## Task
Tell me how many lines in the entries below contain the word "background"; reply with the number and nothing else.

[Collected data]
┌──

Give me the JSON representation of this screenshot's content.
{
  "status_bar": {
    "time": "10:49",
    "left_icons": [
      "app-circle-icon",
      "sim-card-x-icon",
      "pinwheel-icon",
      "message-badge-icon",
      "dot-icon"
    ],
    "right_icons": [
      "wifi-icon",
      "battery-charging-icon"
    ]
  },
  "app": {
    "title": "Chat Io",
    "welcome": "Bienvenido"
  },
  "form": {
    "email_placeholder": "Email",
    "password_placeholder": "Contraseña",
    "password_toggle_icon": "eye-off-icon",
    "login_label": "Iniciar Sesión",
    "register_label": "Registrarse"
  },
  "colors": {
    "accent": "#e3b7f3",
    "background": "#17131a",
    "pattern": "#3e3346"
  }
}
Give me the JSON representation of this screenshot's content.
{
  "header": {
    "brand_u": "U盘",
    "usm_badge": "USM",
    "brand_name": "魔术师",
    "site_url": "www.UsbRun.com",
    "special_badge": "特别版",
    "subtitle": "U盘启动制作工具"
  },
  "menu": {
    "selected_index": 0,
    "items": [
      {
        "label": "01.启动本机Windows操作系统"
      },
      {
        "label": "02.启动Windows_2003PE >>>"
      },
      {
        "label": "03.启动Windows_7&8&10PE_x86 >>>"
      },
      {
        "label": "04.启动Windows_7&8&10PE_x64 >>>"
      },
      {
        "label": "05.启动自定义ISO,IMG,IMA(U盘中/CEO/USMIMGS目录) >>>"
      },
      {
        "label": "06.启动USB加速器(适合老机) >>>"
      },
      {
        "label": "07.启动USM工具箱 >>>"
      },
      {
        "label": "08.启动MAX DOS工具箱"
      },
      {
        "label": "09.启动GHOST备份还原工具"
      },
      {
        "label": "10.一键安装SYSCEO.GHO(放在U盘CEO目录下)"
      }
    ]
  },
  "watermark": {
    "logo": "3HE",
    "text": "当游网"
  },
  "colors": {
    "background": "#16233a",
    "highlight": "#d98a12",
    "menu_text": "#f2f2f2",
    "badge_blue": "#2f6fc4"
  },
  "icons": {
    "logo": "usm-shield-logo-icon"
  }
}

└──

## Output below
2